The recent well publicised case of Gordon James Ramsay v Gary Love  EWHC 65 (Ch) concerned the scope of an agent’s authority to bind his principal.
In the case Gordon Ramsay claimed that a “ghostwriting” machine was used by his father-in-law to forge his signature without his authority, meaning that he should not be liable for the £640,000–a-year annual rent on an upmarket London pub.
The High Court disagreed and held that on the basis of the parties’ 20 year working relationship and course of dealings the celebrity chef’s father-in-law did have sufficient authority to contract on his behalf.
The case highlights a number of important points:
1. A principal must clearly set out the scope
of an agent’s authority in a formal Agency Agreement;
2. Over time, the relationship should be reviewed to make sure that the scope of the agent’s authority hasn’t changed due to a course of dealings;
3. An agent must be clear about the scope of his authority to avoid exceeding the scope of his authority and becoming personally liable for contracts;
4. A person dealing with an agent acting on behalf of a principal must check that the agent is acting within the scope of his authority to avoid a challenge as to the validity of the contract; and
5. A signature machine can be used to effectively bind a person where there is authority for its use.

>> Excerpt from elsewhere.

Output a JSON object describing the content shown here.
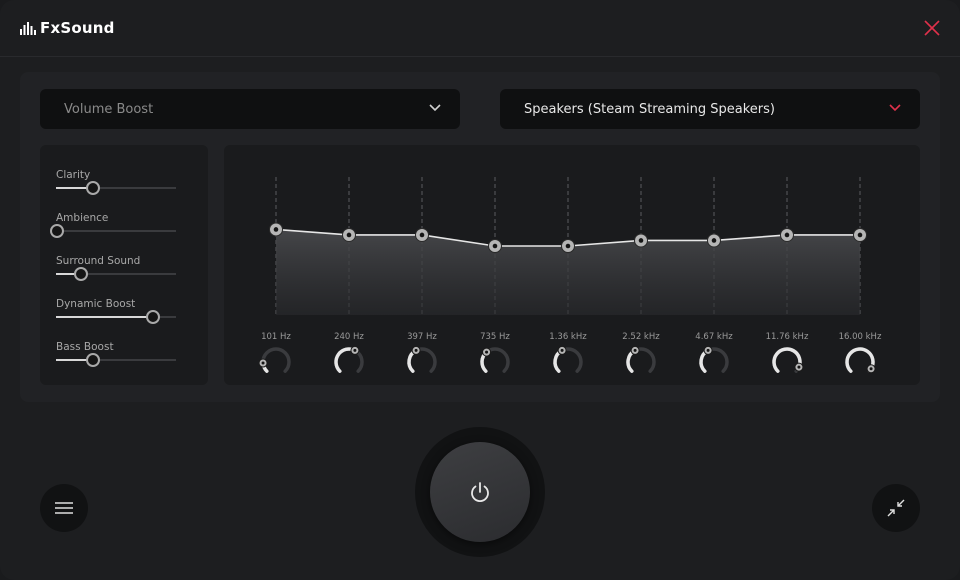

A small investment, at a tiny fraction of the cost of the litigation in this case (Ramsay’s legal bill is believed to be more than £1 million), could have avoided the unprofitable agreement being entered into in the first place and if had, the subsequent dispute arising.
For further advice or assistance concerning the scope of an agents authority contact Farleys’ specialist Commercial & Corporate law team on 0845 050 1958. Alternatively, please complete the online application form and a dedicated solicitor will respond to your enquiry.